Todd Stabelfeldt is a pretty chill dude. He lives 90 minutes from Seattle by ferry, in a home with his wife and occasionally two stepkids. He runs a consultancy for healthcare databases, but once considered becoming a comedian. He’s a dog person.
Stabelfeldt also happens to be quadriplegic. He’s been paralyzed from the neck down for more than 30 years.
And because of that, Stabelfeldt has a unique relationship with technology — not unique for him and his crew, which goes by “The Quad Squad,” but unique for many people who are able-bodied.
This is a video Christopher Hills made as part of a presentation he gave to Alberta Education.
Todd Stabelfeldt is sending his wife a romantic text. He taps his chin on a button mounted on his wheelchair, then grins, pleased with his wooing.
A quadriplegic since he was 8, Stabelfeldt can’t move anything below his neck. Now a 36-year-old engineer and business owner, he’s turned his wheelchair into a powerful mobile communication hub using switches, a Bluetooth headset and an iPhone 6.

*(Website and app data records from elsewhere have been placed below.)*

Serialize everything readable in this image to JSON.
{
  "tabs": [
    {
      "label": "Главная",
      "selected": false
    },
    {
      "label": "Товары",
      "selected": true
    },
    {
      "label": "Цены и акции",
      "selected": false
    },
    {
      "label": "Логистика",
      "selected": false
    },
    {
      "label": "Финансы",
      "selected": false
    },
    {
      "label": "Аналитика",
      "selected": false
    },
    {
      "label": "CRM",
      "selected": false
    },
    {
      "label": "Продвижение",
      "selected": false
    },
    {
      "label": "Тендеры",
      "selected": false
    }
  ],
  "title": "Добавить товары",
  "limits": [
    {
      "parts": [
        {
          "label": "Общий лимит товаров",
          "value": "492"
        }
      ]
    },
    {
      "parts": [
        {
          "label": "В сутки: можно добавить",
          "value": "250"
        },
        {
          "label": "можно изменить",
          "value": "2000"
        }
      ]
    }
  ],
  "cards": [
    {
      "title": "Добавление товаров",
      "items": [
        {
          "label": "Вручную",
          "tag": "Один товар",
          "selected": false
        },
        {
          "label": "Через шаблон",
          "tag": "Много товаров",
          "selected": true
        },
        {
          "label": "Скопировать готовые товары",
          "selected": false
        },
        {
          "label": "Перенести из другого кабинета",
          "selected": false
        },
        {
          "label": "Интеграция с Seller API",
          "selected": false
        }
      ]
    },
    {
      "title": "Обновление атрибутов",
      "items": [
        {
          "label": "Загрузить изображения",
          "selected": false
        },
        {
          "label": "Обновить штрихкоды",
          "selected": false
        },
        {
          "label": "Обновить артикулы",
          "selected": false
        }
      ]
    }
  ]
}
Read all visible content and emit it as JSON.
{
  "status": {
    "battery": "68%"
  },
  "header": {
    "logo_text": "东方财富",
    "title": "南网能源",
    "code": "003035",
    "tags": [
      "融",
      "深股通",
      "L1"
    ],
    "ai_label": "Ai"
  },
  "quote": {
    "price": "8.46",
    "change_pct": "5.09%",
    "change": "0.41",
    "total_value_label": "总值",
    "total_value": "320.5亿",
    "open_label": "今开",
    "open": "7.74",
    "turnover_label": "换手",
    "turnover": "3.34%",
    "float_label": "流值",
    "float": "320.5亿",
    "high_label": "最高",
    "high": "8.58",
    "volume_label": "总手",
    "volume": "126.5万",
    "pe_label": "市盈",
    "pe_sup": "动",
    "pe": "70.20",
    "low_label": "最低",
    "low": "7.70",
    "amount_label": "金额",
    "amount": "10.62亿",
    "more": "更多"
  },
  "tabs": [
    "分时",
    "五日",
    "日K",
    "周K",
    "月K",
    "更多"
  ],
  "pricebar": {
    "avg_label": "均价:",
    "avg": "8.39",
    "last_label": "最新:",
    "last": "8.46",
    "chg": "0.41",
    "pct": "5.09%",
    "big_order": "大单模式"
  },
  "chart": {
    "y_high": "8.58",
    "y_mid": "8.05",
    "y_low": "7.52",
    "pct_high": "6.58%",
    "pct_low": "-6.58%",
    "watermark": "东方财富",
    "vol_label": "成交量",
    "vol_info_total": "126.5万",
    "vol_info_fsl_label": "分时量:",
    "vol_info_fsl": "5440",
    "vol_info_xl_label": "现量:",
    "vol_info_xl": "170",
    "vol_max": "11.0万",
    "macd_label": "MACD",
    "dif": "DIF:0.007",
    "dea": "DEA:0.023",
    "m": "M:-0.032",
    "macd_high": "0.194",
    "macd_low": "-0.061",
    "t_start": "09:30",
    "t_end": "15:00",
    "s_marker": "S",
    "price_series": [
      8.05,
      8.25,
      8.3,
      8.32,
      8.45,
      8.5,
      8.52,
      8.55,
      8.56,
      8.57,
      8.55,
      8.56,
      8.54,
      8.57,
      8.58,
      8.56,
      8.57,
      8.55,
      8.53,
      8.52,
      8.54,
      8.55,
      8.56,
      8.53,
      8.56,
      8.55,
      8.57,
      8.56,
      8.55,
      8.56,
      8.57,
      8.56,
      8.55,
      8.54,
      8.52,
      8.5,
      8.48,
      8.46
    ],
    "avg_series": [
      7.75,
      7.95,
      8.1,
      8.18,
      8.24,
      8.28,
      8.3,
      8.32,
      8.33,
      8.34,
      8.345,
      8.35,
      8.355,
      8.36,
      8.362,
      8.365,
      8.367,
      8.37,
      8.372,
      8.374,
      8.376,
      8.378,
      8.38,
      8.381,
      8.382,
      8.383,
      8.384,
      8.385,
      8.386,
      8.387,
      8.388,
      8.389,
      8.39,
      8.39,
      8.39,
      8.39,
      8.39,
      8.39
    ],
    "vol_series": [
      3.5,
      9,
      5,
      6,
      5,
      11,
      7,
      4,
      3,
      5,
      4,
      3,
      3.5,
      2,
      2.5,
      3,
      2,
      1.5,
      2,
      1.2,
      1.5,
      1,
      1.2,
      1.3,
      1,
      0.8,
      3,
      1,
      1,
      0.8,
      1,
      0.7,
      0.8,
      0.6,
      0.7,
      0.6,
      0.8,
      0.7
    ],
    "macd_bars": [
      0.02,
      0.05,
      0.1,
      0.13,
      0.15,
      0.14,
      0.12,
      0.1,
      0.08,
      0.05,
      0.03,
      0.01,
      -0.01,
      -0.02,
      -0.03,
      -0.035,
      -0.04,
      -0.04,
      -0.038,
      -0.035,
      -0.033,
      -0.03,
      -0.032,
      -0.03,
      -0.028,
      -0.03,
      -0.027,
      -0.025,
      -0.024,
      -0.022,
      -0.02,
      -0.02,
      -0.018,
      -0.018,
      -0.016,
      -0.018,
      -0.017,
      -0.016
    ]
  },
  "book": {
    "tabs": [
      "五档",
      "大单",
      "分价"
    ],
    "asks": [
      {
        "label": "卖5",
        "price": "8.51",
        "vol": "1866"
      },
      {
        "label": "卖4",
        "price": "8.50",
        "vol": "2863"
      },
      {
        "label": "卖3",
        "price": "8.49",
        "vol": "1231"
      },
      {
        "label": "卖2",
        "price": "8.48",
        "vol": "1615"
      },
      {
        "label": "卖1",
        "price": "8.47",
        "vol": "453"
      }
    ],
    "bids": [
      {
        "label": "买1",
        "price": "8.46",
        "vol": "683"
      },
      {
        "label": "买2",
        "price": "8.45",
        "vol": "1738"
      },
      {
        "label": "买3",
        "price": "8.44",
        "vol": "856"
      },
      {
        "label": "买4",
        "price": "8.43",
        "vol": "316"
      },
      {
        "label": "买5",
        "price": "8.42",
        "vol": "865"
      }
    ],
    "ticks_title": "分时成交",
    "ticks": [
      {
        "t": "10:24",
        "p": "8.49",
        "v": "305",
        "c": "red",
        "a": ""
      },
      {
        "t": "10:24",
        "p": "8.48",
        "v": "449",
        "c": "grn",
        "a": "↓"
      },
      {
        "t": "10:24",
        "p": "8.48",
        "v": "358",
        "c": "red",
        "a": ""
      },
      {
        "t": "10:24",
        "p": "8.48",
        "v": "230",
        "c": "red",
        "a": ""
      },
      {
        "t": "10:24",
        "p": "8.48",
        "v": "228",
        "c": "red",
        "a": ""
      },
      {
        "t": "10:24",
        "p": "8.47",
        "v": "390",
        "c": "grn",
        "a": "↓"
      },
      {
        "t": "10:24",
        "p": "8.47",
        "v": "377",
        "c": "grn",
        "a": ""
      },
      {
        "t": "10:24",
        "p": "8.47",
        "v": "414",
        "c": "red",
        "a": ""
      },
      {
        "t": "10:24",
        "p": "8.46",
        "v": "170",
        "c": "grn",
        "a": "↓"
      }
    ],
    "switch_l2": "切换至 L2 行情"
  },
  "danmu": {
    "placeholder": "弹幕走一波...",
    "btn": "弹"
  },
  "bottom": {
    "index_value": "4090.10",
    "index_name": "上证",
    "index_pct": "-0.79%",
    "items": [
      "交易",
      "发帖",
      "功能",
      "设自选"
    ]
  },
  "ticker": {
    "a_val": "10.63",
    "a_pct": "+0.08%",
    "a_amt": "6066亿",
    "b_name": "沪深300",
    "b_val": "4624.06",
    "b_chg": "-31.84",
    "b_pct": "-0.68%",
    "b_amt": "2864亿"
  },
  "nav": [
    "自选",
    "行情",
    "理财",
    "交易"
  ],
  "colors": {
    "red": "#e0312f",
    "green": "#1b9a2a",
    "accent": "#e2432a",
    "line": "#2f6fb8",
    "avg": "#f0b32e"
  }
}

He averages a phone call every six minutes and sends more than 100 texts a day. He’s not much for social media other than LinkedIn (LNKD), but loves to check his elaborate smart-home set up, read books, listen to podcasts and look up recipes online. Frequently outside on the move, he uses the Strava app to track how many miles he racks up.
An overview of three ways Switch Control can work to suit different needs.